For Julie Paama-Pengelly, it’s a dream come true. The Māori artist and activist has spent decades pushing for the markings to become more mainstream. But is there danger in becoming too popular? Paama-Pengelly talks with Unreserved host Rosanna Deerchild about the risks of non-Māori appropriating the tradition and about why it took her until her 50s to receive her own moko kauae.
Isaac Murdoch also wears sacred markings on his face. The Anishinaabek storyteller and traditional knowledge keeper from Serpent River First Nation explains the significance of the Thunderbird tattoos that fly along his hairline. They represent a sacred story he learned as a child and dreamt about as an adult.

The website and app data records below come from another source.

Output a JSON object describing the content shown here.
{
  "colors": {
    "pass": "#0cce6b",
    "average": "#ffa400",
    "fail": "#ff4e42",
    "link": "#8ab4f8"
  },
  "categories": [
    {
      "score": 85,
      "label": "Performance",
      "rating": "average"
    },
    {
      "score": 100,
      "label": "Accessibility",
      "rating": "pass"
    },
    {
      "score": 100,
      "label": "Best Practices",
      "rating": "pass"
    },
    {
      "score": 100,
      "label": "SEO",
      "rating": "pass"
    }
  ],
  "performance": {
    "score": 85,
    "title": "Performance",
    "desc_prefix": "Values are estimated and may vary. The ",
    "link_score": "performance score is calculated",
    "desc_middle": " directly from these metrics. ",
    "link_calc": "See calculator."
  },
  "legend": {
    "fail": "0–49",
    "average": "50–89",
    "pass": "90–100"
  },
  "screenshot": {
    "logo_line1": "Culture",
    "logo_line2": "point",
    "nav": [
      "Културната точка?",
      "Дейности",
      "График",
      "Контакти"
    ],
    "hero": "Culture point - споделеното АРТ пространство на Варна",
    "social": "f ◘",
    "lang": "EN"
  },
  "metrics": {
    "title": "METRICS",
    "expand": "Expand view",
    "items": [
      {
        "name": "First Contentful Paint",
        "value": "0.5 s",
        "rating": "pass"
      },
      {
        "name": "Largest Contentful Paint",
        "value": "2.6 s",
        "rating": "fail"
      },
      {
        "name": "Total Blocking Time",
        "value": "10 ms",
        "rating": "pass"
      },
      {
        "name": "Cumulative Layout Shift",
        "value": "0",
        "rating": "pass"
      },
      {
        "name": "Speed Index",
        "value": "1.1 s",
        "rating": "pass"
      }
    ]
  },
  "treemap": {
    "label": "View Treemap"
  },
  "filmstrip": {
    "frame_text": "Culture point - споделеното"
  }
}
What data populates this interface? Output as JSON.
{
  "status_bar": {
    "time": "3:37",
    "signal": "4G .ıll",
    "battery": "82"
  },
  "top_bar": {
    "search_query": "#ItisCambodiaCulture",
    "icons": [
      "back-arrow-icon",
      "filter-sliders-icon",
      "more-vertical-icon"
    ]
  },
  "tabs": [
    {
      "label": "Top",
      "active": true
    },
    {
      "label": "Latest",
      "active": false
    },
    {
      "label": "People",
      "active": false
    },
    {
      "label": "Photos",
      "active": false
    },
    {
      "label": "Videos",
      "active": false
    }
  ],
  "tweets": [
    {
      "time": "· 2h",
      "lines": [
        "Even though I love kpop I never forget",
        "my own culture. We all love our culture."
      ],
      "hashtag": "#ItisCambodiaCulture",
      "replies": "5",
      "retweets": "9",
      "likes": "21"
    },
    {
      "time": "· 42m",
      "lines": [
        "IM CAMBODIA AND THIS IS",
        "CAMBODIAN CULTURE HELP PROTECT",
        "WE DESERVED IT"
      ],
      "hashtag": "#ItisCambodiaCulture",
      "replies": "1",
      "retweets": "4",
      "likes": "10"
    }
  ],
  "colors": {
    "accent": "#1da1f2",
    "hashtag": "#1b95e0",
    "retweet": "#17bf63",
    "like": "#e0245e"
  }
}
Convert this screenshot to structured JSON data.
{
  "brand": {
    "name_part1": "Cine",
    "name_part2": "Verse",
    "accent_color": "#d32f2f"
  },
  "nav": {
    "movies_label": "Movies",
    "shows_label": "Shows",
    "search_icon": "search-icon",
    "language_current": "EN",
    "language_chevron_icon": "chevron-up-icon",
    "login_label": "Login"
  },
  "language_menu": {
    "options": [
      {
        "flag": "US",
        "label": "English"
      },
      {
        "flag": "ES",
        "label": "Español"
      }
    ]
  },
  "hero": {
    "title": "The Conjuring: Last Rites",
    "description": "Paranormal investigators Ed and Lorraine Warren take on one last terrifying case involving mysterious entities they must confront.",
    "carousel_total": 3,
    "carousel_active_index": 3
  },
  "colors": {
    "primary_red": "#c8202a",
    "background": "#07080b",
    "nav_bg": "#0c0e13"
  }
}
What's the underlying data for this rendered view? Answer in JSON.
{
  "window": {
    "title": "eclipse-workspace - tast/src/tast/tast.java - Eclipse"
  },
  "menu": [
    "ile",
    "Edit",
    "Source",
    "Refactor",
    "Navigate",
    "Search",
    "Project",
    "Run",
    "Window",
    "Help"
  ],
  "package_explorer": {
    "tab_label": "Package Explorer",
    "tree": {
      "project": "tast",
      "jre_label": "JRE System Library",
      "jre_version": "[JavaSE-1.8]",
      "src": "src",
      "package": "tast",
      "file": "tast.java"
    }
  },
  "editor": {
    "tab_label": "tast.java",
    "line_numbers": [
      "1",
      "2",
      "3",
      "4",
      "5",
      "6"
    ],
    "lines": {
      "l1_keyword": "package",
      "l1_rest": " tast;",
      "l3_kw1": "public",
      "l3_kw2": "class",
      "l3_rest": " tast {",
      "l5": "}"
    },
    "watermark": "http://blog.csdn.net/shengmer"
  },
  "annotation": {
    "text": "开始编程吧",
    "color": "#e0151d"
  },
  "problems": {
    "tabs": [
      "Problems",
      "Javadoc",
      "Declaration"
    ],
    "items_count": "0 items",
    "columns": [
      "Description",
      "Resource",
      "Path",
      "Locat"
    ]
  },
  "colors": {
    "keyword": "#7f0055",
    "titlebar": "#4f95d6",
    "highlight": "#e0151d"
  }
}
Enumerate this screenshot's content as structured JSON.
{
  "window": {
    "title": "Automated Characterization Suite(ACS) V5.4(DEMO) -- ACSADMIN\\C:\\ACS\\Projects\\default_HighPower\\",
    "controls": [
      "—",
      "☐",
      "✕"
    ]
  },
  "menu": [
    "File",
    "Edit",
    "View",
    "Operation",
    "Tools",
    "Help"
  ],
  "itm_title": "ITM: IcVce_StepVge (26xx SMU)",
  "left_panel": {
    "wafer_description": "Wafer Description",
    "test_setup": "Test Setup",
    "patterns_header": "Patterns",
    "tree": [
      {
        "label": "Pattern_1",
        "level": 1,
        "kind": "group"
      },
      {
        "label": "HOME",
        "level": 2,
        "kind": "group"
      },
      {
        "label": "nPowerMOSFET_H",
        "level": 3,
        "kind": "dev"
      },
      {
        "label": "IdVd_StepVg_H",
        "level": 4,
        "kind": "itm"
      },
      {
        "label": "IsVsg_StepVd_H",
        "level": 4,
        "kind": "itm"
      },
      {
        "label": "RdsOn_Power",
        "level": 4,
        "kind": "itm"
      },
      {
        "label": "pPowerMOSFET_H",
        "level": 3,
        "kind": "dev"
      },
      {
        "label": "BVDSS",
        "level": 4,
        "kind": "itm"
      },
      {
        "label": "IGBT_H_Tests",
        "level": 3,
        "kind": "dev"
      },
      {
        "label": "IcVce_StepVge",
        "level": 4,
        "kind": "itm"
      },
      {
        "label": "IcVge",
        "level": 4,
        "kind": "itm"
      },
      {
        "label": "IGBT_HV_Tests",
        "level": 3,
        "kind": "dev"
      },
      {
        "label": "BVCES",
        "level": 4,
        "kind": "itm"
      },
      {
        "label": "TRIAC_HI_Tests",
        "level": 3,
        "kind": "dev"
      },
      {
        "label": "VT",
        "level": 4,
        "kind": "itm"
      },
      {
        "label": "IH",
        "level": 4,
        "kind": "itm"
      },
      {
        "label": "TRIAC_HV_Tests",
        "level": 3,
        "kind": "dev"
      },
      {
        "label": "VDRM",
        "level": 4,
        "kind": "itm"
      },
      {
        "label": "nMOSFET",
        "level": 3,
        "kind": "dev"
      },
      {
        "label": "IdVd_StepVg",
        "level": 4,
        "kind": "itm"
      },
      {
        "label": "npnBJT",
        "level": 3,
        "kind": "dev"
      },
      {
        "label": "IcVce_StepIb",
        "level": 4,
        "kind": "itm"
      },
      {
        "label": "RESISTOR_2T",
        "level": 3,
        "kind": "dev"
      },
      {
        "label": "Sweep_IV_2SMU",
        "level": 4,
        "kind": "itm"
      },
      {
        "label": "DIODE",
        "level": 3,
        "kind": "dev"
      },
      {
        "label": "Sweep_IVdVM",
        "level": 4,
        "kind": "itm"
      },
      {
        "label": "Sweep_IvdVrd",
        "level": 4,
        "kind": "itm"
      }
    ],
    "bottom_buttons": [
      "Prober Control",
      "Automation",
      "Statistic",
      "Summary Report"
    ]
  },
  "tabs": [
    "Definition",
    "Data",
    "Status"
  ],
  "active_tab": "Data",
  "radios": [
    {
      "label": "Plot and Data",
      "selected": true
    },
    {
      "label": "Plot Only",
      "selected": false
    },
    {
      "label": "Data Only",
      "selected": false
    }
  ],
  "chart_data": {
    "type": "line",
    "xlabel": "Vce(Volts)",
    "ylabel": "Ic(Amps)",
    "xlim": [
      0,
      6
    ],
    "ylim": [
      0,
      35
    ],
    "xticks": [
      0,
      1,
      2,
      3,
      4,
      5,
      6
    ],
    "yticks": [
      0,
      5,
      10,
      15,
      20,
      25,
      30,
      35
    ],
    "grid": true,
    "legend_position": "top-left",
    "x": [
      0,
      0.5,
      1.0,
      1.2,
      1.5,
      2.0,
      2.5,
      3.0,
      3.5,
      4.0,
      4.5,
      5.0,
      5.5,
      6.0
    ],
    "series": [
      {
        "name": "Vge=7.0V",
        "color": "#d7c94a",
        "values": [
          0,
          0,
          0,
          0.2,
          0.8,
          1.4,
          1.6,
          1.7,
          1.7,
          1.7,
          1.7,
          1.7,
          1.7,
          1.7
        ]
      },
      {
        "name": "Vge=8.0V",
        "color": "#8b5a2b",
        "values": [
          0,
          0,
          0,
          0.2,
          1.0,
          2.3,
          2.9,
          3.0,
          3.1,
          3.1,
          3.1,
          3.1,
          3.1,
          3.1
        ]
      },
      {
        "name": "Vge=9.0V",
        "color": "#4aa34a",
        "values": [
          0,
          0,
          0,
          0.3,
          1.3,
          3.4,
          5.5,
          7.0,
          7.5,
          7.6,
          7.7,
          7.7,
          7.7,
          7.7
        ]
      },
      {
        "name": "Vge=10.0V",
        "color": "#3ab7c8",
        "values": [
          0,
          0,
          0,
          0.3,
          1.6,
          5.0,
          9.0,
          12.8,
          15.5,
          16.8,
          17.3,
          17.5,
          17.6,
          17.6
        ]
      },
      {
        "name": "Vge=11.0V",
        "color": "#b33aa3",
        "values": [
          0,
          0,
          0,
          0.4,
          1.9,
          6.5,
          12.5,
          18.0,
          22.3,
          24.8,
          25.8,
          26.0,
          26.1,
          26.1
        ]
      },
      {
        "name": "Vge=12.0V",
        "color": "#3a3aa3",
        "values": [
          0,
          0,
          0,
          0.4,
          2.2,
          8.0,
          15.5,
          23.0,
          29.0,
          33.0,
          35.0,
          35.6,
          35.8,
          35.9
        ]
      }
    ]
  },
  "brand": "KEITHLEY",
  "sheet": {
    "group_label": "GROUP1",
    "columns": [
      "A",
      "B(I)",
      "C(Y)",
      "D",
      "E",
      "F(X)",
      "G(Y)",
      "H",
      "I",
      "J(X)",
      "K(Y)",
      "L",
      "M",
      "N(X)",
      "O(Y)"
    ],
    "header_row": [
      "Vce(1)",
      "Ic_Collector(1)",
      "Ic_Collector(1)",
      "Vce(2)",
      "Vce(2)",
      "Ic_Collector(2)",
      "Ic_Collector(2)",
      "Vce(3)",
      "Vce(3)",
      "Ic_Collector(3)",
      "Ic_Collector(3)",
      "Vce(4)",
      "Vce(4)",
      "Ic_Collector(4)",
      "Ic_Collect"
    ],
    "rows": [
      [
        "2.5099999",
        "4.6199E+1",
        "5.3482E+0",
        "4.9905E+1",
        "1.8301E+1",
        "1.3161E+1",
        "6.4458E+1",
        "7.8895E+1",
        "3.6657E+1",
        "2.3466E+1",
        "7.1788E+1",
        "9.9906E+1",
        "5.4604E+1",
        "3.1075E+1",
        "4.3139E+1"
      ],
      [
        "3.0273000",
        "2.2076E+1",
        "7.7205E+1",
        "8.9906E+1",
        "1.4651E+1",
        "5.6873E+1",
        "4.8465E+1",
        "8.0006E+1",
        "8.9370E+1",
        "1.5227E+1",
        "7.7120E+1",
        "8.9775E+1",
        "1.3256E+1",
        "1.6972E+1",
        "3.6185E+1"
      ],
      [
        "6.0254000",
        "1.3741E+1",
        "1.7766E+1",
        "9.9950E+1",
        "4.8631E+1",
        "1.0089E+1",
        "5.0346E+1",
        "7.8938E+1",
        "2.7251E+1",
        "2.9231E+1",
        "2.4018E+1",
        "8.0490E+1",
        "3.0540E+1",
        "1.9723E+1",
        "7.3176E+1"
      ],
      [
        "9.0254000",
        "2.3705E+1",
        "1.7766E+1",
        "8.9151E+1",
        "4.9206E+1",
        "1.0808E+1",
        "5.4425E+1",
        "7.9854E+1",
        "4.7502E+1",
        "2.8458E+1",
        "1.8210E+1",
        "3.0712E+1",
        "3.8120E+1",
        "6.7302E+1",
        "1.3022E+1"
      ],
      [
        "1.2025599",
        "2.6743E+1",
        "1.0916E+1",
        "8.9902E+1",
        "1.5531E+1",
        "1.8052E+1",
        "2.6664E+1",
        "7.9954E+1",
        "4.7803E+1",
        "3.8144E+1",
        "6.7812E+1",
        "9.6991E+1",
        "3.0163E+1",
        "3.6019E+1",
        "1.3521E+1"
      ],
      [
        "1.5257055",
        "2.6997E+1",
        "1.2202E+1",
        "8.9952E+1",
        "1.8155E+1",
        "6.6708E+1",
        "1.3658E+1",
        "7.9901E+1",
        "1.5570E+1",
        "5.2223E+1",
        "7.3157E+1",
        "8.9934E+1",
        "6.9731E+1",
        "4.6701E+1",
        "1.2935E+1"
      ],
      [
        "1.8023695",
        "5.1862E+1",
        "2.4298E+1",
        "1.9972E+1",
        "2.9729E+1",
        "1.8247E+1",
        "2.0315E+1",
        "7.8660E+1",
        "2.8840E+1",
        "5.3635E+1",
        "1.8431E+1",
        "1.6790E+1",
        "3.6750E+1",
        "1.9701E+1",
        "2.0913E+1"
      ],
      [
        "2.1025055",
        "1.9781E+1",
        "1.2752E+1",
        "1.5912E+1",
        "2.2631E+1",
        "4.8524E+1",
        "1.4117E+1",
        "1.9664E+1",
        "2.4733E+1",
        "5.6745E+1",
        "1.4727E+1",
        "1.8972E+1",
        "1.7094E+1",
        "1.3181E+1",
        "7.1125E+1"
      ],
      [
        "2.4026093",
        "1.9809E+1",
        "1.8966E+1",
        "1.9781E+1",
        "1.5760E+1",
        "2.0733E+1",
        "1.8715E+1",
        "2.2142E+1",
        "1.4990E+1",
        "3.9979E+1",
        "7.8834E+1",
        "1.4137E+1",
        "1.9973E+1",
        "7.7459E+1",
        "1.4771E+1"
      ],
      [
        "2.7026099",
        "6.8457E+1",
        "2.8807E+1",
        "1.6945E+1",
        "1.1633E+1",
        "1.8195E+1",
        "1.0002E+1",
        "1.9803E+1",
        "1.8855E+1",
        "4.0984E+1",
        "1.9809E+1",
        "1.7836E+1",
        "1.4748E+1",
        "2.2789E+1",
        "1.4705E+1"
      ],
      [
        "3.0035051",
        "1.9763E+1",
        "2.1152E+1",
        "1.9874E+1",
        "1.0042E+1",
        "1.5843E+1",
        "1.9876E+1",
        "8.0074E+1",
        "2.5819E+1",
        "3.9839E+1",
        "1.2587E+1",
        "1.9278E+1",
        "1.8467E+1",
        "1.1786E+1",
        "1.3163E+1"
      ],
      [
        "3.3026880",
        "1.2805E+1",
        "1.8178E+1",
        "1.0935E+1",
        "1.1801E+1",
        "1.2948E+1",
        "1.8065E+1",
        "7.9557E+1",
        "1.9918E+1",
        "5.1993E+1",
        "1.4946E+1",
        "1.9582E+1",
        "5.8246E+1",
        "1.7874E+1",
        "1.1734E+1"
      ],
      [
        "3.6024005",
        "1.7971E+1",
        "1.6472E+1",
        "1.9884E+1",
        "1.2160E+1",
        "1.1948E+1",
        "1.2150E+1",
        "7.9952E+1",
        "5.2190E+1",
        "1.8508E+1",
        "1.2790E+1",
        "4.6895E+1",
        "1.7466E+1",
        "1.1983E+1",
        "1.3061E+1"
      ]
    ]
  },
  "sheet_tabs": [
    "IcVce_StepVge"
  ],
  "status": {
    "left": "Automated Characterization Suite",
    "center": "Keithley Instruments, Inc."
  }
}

And, what skills did you pick up during the pandemic? Aedan Corey, a young Inuk from Nunavut, learned how to apply traditional Inuit tattoos, then made the bold move of tattooing their own face. Corey tells Deerchild the new markings feel like “coming home.”